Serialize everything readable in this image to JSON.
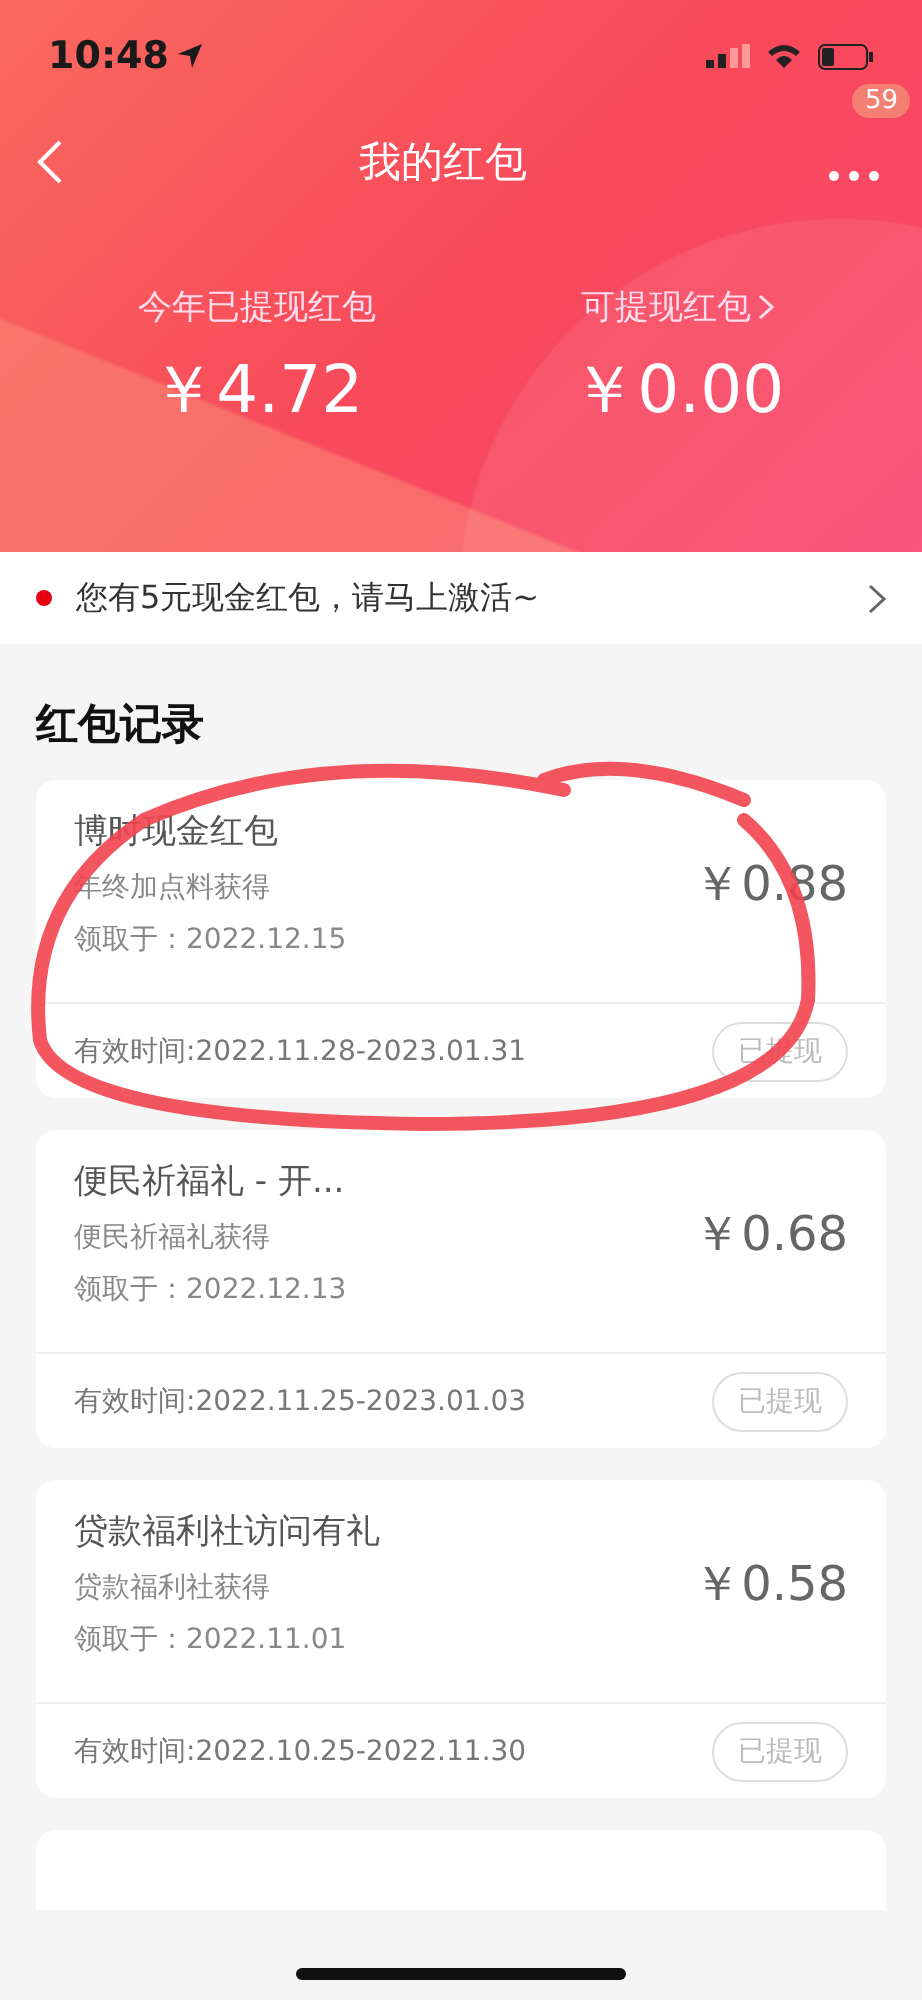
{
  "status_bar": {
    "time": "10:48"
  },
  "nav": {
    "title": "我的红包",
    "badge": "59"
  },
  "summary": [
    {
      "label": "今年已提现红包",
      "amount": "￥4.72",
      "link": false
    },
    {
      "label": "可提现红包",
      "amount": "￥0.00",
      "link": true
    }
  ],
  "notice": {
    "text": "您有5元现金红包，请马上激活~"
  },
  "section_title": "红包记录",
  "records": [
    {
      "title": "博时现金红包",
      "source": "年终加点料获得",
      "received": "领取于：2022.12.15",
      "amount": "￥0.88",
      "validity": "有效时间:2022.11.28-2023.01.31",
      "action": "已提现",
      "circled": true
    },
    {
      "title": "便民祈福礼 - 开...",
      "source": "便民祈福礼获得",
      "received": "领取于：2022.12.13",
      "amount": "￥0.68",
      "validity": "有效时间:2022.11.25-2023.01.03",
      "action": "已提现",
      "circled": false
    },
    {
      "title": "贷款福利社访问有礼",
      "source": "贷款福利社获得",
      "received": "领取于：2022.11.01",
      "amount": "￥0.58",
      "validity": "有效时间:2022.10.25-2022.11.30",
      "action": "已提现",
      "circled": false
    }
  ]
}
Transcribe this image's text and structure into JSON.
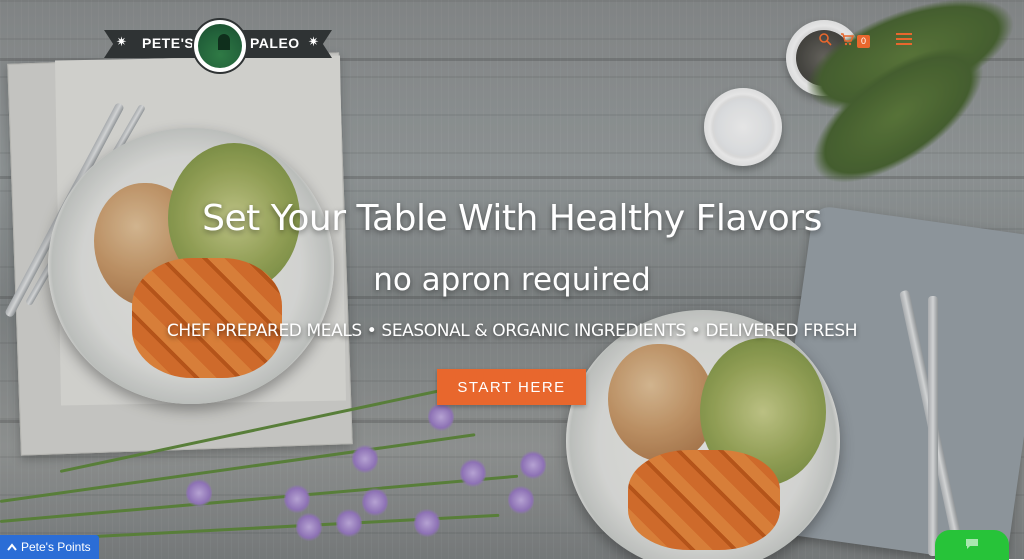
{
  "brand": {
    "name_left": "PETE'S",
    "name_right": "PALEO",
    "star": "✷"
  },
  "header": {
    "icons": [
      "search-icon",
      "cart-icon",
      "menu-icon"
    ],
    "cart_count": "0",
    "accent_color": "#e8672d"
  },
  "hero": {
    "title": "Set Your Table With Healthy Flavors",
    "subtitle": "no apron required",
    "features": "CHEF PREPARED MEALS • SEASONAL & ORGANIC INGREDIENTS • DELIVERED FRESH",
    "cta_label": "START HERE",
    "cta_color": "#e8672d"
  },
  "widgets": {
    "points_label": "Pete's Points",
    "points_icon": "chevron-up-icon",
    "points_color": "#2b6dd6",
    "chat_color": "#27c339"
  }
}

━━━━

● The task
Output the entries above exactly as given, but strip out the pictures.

● Exercise output
Serialize everything readable in this image to JSON.
{
  "status_bar": {
    "time": "10:48"
  },
  "nav": {
    "title": "我的红包",
    "badge": "59"
  },
  "summary": [
    {
      "label": "今年已提现红包",
      "amount": "￥4.72",
      "link": false
    },
    {
      "label": "可提现红包",
      "amount": "￥0.00",
      "link": true
    }
  ],
  "notice": {
    "text": "您有5元现金红包，请马上激活~"
  },
  "section_title": "红包记录",
  "records": [
    {
      "title": "博时现金红包",
      "source": "年终加点料获得",
      "received": "领取于：2022.12.15",
      "amount": "￥0.88",
      "validity": "有效时间:2022.11.28-2023.01.31",
      "action": "已提现",
      "circled": true
    },
    {
      "title": "便民祈福礼 - 开...",
      "source": "便民祈福礼获得",
      "received": "领取于：2022.12.13",
      "amount": "￥0.68",
      "validity": "有效时间:2022.11.25-2023.01.03",
      "action": "已提现",
      "circled": false
    },
    {
      "title": "贷款福利社访问有礼",
      "source": "贷款福利社获得",
      "received": "领取于：2022.11.01",
      "amount": "￥0.58",
      "validity": "有效时间:2022.10.25-2022.11.30",
      "action": "已提现",
      "circled": false
    }
  ]
}
Transcribe this image's text and structure into JSON.
{
  "brand": {
    "name_left": "PETE'S",
    "name_right": "PALEO",
    "star": "✷"
  },
  "header": {
    "icons": [
      "search-icon",
      "cart-icon",
      "menu-icon"
    ],
    "cart_count": "0",
    "accent_color": "#e8672d"
  },
  "hero": {
    "title": "Set Your Table With Healthy Flavors",
    "subtitle": "no apron required",
    "features": "CHEF PREPARED MEALS • SEASONAL & ORGANIC INGREDIENTS • DELIVERED FRESH",
    "cta_label": "START HERE",
    "cta_color": "#e8672d"
  },
  "widgets": {
    "points_label": "Pete's Points",
    "points_icon": "chevron-up-icon",
    "points_color": "#2b6dd6",
    "chat_color": "#27c339"
  }
}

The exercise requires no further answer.